The cost of major venues at London's 2012 Olympic Games has risen dramatically over the past six months and the main stadium will be double its original burden on the taxpayer, the Government admitted yesterday.
In its annual report on the 2012 budget, the Department for Culture, Media, and Sport, said the Olympic stadium may eventually cost £547m – £22m more than thought in September and up from an original estimate of £282m in 2004. "Emerging pressures" on the construction of the site mean the cost of building all the venues in the Olympic Park is forecast to rise by £196m. But organisers believe that potential savings mean that only an extra £3m needs to be found – negligible within the overall contingency budget of £2bn.
The overall cost has remained at £9.3bn and ministers say they are confident of delivering the Games on time and on budget. The likeliest threat to the overall budget may arise from security for what will be the biggest policing operation in British history.
Tessa Jowell, the Olympics minister, said: "This shows that we are on course to remain on budget despite the current economic downturn. It [the budget] will not be exceeded.
"While forecasts have risen on some venues, these increases have been offset by savings in infrastructure and around the venues and work to clean up the park."

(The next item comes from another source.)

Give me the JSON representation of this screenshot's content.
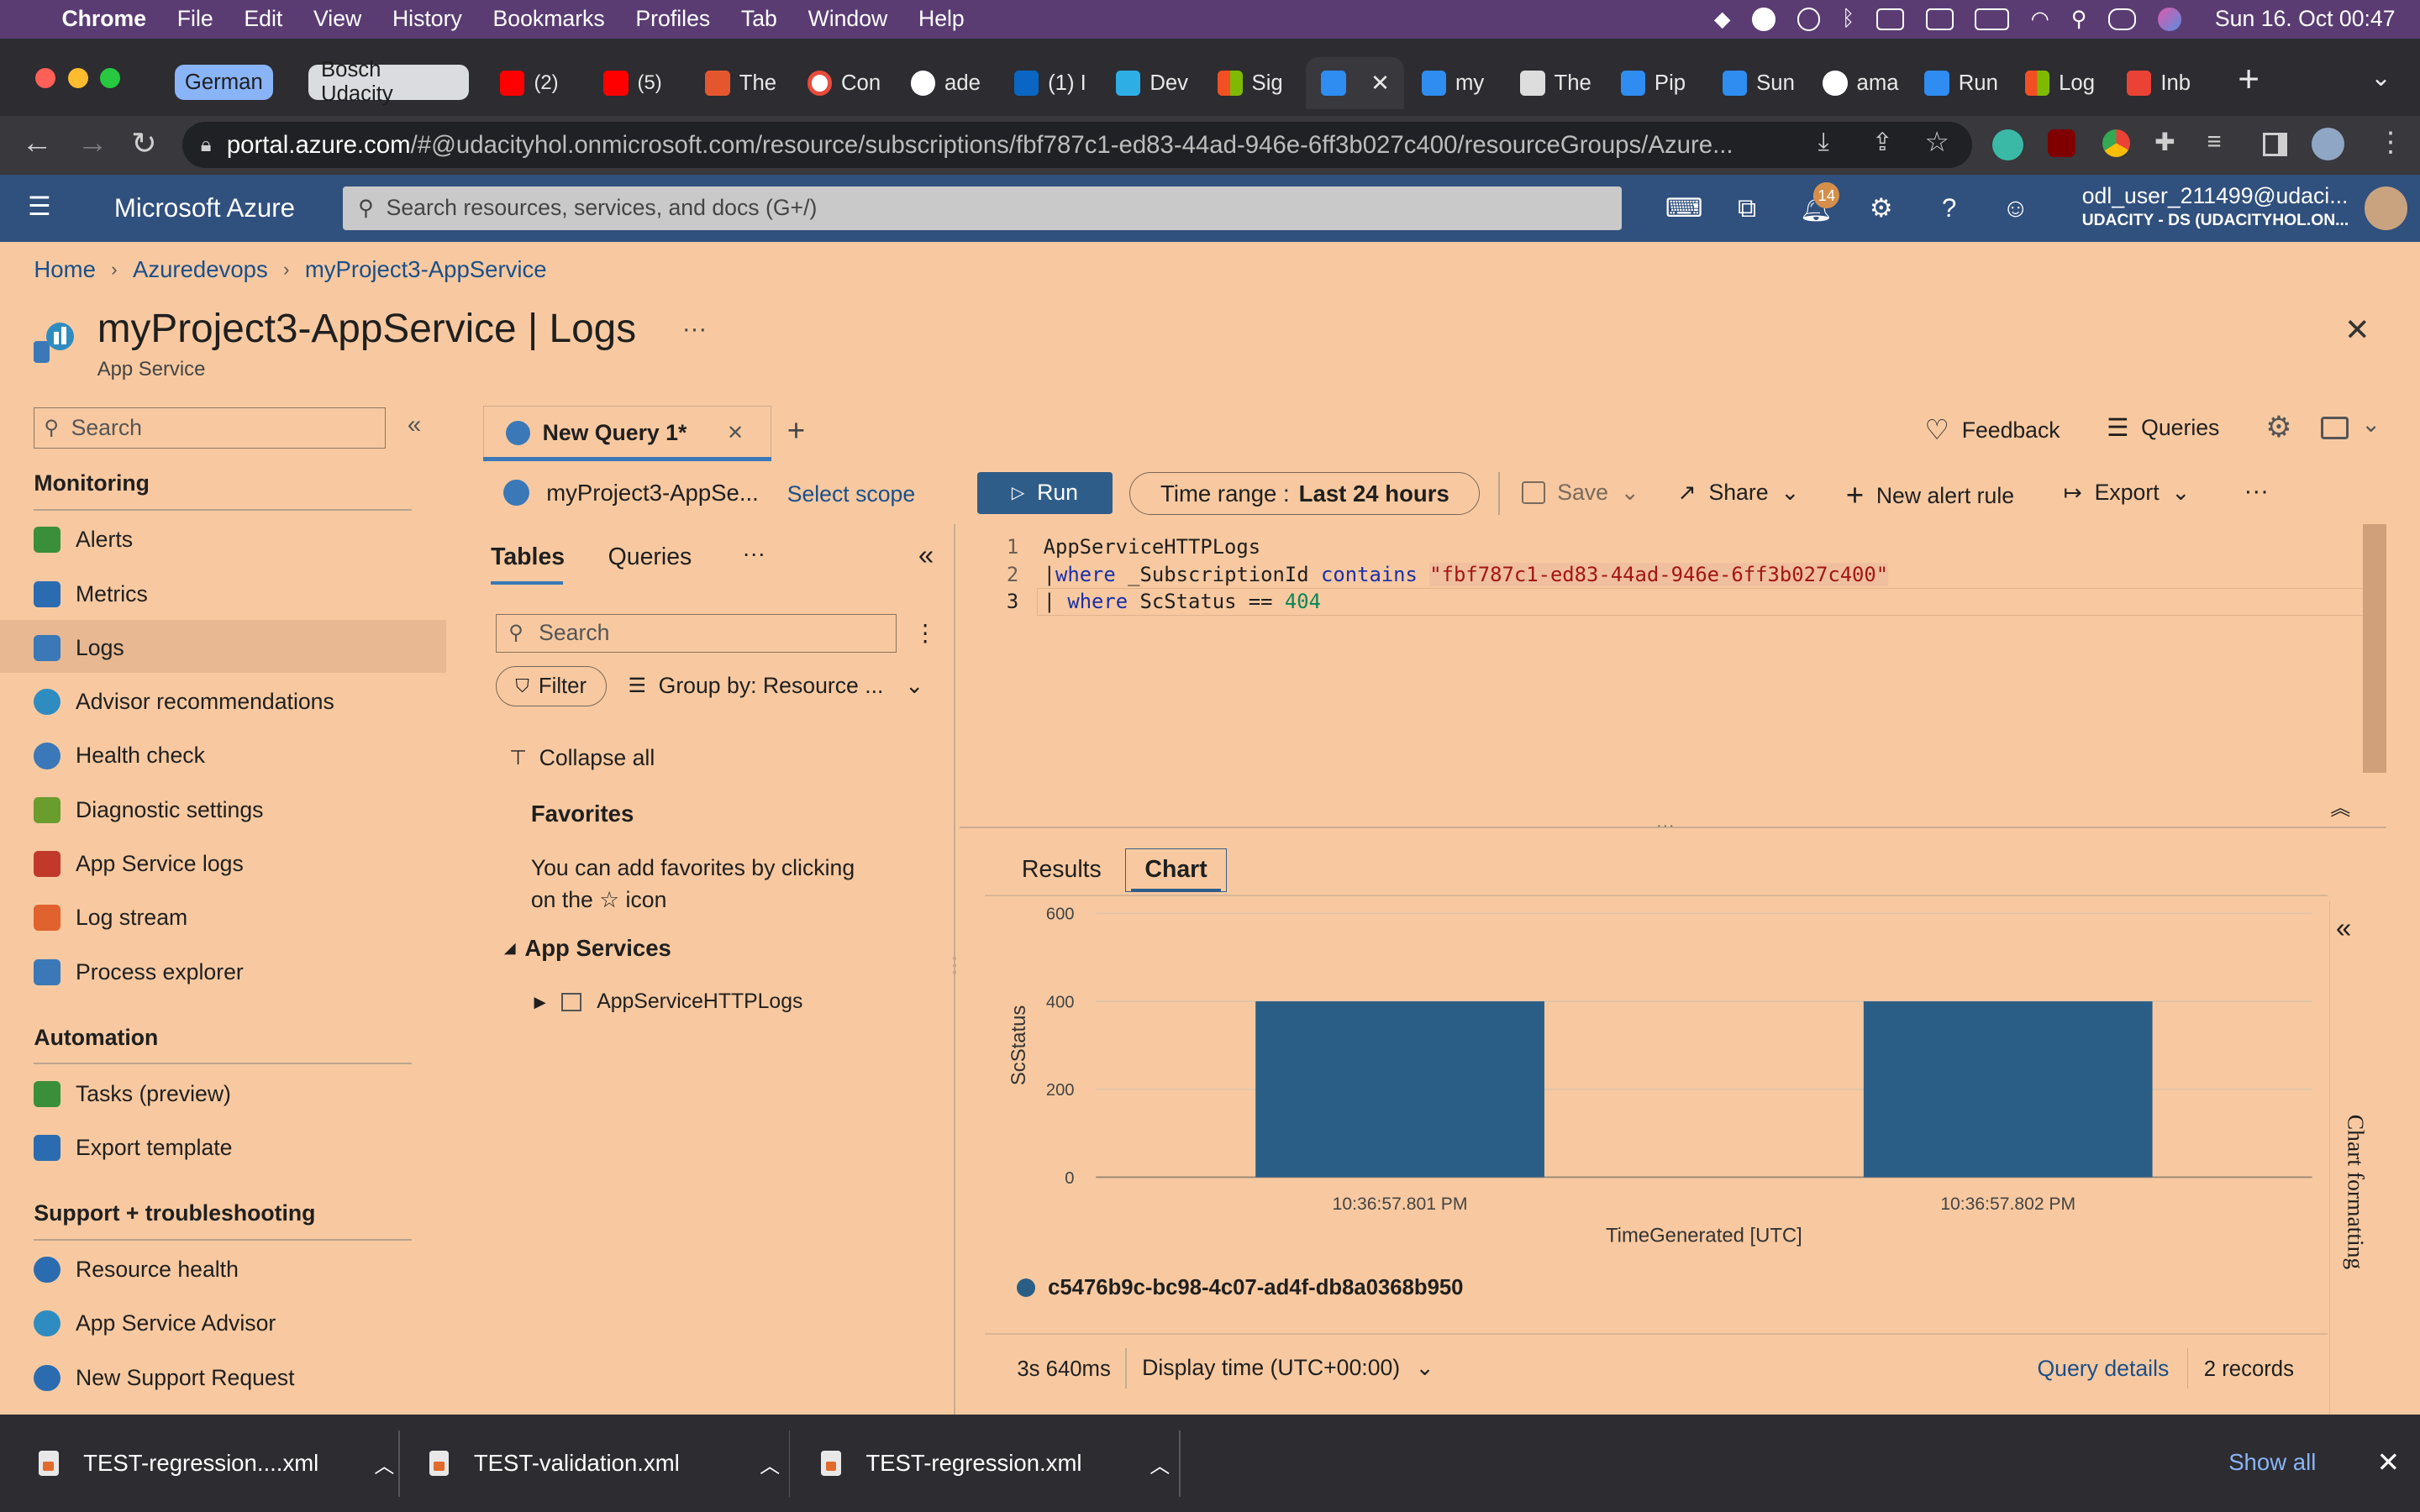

Ms Jowell also announced the creation of a Legacy Company, administered in conjunction with the Mayor of London, Boris Johnson, to oversee long-term benefits of the Games for the capital.